### Data for this task
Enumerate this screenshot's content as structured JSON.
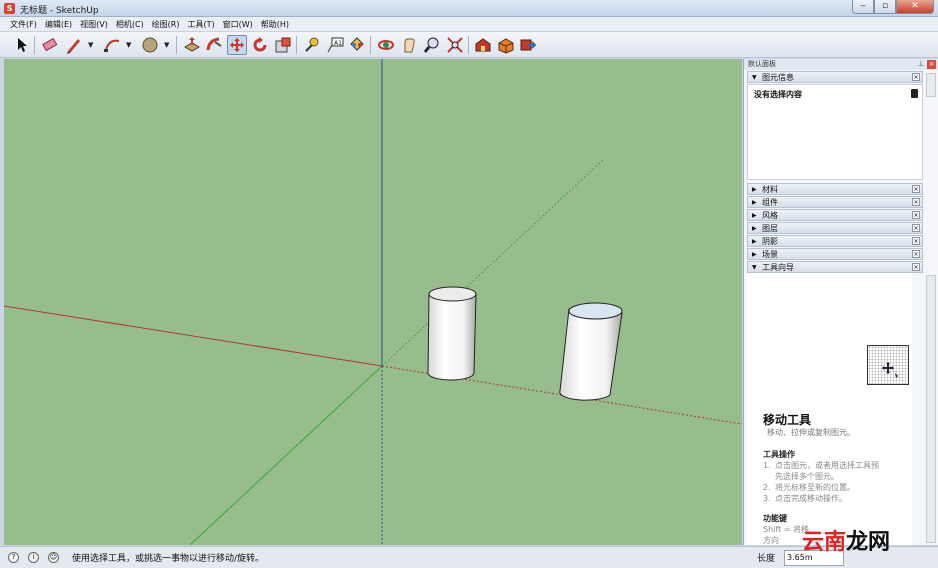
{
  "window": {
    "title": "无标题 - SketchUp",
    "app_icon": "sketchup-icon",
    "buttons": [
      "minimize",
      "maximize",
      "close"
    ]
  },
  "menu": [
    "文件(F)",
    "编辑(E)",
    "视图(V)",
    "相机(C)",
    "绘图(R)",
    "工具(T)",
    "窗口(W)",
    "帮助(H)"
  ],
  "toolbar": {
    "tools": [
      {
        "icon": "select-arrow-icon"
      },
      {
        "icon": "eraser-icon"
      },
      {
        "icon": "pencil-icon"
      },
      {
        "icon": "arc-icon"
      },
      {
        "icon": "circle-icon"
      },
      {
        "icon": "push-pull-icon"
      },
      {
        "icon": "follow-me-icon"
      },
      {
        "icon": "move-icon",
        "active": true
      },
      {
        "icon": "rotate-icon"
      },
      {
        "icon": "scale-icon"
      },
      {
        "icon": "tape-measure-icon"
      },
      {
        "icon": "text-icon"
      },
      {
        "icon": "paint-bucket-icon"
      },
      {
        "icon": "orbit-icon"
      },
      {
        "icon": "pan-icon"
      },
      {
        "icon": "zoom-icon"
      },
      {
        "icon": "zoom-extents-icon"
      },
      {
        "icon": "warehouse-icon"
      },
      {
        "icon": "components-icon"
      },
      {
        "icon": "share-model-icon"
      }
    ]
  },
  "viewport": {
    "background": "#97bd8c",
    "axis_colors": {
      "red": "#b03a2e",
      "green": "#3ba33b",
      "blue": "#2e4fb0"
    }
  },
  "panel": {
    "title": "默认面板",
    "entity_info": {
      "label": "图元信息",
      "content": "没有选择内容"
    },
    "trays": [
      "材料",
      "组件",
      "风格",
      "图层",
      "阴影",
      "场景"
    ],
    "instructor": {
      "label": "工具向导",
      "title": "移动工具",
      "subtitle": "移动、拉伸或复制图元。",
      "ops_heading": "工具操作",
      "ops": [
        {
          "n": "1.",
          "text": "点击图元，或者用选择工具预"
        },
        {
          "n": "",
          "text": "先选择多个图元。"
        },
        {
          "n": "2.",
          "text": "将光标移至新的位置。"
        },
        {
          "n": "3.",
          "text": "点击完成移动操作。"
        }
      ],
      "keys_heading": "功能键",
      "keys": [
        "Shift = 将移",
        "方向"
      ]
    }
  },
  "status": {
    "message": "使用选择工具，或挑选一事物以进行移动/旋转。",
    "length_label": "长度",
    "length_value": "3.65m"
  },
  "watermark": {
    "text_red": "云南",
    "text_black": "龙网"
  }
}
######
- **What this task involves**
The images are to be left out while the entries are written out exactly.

- **Exercise response**
Enumerate this screenshot's content as structured JSON.
{
  "window": {
    "title": "无标题 - SketchUp",
    "app_icon": "sketchup-icon",
    "buttons": [
      "minimize",
      "maximize",
      "close"
    ]
  },
  "menu": [
    "文件(F)",
    "编辑(E)",
    "视图(V)",
    "相机(C)",
    "绘图(R)",
    "工具(T)",
    "窗口(W)",
    "帮助(H)"
  ],
  "toolbar": {
    "tools": [
      {
        "icon": "select-arrow-icon"
      },
      {
        "icon": "eraser-icon"
      },
      {
        "icon": "pencil-icon"
      },
      {
        "icon": "arc-icon"
      },
      {
        "icon": "circle-icon"
      },
      {
        "icon": "push-pull-icon"
      },
      {
        "icon": "follow-me-icon"
      },
      {
        "icon": "move-icon",
        "active": true
      },
      {
        "icon": "rotate-icon"
      },
      {
        "icon": "scale-icon"
      },
      {
        "icon": "tape-measure-icon"
      },
      {
        "icon": "text-icon"
      },
      {
        "icon": "paint-bucket-icon"
      },
      {
        "icon": "orbit-icon"
      },
      {
        "icon": "pan-icon"
      },
      {
        "icon": "zoom-icon"
      },
      {
        "icon": "zoom-extents-icon"
      },
      {
        "icon": "warehouse-icon"
      },
      {
        "icon": "components-icon"
      },
      {
        "icon": "share-model-icon"
      }
    ]
  },
  "viewport": {
    "background": "#97bd8c",
    "axis_colors": {
      "red": "#b03a2e",
      "green": "#3ba33b",
      "blue": "#2e4fb0"
    }
  },
  "panel": {
    "title": "默认面板",
    "entity_info": {
      "label": "图元信息",
      "content": "没有选择内容"
    },
    "trays": [
      "材料",
      "组件",
      "风格",
      "图层",
      "阴影",
      "场景"
    ],
    "instructor": {
      "label": "工具向导",
      "title": "移动工具",
      "subtitle": "移动、拉伸或复制图元。",
      "ops_heading": "工具操作",
      "ops": [
        {
          "n": "1.",
          "text": "点击图元，或者用选择工具预"
        },
        {
          "n": "",
          "text": "先选择多个图元。"
        },
        {
          "n": "2.",
          "text": "将光标移至新的位置。"
        },
        {
          "n": "3.",
          "text": "点击完成移动操作。"
        }
      ],
      "keys_heading": "功能键",
      "keys": [
        "Shift = 将移",
        "方向"
      ]
    }
  },
  "status": {
    "message": "使用选择工具，或挑选一事物以进行移动/旋转。",
    "length_label": "长度",
    "length_value": "3.65m"
  },
  "watermark": {
    "text_red": "云南",
    "text_black": "龙网"
  }
}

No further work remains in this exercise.